Since the beginning of the century, psychiatrists and neurologists have been arguing about the identity of presenile (Alzheimer’s disease) and senile dementia. History reveals that the distinction was originally based on anecdotal clinical observations and that competition among universities was one of the underlying determinants. The personal opinion of Kraepelin played a major role. Given his widespread reputation and authority, he generated a dogma difficult to change. Reports based on large clinicopathologic series have shown that the pathologies of presenile and senile dementia are not qualitatively different.

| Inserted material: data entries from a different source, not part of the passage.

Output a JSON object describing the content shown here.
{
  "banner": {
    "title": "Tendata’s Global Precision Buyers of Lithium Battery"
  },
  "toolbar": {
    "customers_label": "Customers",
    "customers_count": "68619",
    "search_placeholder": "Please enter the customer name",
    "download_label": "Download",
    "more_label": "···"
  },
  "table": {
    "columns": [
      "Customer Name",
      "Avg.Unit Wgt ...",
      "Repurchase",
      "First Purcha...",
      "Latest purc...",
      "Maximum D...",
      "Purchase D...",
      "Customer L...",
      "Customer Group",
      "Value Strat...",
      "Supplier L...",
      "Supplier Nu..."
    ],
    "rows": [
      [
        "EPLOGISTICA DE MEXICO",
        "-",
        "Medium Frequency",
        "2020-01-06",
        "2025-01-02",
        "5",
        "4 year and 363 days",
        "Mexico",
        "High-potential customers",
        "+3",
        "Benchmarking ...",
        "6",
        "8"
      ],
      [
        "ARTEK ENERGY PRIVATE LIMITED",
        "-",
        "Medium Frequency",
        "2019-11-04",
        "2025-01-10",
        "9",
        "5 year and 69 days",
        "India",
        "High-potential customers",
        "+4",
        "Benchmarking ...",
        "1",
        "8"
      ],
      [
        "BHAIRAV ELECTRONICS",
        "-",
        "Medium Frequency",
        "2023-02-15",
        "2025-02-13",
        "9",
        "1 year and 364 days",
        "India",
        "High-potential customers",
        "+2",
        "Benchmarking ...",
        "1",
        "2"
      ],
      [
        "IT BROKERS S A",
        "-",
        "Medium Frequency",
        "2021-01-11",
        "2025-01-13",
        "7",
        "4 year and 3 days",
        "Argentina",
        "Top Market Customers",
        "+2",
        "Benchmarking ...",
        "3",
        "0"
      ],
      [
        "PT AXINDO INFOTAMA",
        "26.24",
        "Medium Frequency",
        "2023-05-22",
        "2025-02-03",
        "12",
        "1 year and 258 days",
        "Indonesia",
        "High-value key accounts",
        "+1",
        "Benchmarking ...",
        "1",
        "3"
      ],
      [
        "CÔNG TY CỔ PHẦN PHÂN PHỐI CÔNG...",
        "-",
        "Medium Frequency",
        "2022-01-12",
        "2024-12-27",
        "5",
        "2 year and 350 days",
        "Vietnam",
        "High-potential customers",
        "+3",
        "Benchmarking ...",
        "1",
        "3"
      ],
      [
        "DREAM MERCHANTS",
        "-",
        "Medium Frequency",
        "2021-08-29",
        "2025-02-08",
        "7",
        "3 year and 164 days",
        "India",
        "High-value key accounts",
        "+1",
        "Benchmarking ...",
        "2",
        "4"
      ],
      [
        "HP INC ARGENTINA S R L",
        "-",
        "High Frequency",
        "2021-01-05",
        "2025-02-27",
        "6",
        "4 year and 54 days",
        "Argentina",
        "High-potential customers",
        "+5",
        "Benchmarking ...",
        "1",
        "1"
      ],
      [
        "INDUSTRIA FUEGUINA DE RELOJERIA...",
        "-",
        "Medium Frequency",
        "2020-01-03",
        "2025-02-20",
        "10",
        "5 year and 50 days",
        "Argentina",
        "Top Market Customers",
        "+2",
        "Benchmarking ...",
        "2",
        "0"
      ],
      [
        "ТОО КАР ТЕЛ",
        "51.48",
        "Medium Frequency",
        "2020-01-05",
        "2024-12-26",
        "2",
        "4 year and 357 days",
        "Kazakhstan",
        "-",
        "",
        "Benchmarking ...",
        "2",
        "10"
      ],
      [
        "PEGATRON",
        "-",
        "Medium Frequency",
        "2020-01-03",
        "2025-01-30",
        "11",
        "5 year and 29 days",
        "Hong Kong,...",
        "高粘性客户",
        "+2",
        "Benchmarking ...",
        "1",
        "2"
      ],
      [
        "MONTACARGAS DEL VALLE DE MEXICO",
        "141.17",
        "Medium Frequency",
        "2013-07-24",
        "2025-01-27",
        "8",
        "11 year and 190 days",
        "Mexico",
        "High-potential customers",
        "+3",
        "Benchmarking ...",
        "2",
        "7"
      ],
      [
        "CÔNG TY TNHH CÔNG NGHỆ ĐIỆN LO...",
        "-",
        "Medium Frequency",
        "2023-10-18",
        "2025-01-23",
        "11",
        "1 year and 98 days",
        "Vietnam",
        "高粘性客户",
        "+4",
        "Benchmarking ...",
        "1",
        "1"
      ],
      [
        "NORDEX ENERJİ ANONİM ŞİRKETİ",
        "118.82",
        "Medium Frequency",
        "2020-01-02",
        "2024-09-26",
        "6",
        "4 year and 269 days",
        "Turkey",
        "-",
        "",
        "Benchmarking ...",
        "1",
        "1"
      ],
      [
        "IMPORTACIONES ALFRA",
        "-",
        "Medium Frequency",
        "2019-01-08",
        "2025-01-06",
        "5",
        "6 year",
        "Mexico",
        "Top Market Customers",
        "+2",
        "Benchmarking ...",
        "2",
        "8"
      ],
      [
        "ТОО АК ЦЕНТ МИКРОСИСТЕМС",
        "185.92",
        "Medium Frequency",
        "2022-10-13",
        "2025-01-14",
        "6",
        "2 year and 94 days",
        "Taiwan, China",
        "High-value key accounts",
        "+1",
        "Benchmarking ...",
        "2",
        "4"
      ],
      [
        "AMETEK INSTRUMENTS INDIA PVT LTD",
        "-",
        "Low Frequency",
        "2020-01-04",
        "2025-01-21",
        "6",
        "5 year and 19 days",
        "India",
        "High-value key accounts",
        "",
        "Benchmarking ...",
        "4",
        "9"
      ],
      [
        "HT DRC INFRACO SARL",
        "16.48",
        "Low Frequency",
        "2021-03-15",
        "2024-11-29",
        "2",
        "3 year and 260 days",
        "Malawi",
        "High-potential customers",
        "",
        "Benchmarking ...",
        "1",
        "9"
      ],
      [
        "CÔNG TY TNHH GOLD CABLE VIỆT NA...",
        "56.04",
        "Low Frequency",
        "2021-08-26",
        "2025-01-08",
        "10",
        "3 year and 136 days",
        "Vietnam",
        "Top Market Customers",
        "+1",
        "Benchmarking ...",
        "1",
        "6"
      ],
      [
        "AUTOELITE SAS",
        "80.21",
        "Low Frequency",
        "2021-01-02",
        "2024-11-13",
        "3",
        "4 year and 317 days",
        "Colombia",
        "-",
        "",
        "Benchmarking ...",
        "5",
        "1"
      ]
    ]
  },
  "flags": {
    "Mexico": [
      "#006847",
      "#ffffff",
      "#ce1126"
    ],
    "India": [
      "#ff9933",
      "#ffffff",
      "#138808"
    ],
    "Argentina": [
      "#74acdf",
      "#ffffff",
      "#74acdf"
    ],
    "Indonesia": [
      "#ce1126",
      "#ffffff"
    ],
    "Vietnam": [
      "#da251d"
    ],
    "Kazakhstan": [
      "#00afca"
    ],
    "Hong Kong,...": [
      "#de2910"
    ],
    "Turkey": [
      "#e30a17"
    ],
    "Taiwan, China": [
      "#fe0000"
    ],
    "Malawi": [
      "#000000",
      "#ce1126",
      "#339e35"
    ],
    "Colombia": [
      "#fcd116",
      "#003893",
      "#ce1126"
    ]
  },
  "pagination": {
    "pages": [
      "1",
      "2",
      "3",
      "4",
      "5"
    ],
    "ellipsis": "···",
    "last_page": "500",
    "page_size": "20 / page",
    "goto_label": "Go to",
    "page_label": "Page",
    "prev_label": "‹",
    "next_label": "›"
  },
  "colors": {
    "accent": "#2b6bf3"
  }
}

Although the controversy continues, many have come to regard Alzheimer’s disease and senile dementia as part of the same spectrum of disease, independent of the age of onset.
ASJC Scopus subject areas
- Clinical Neurology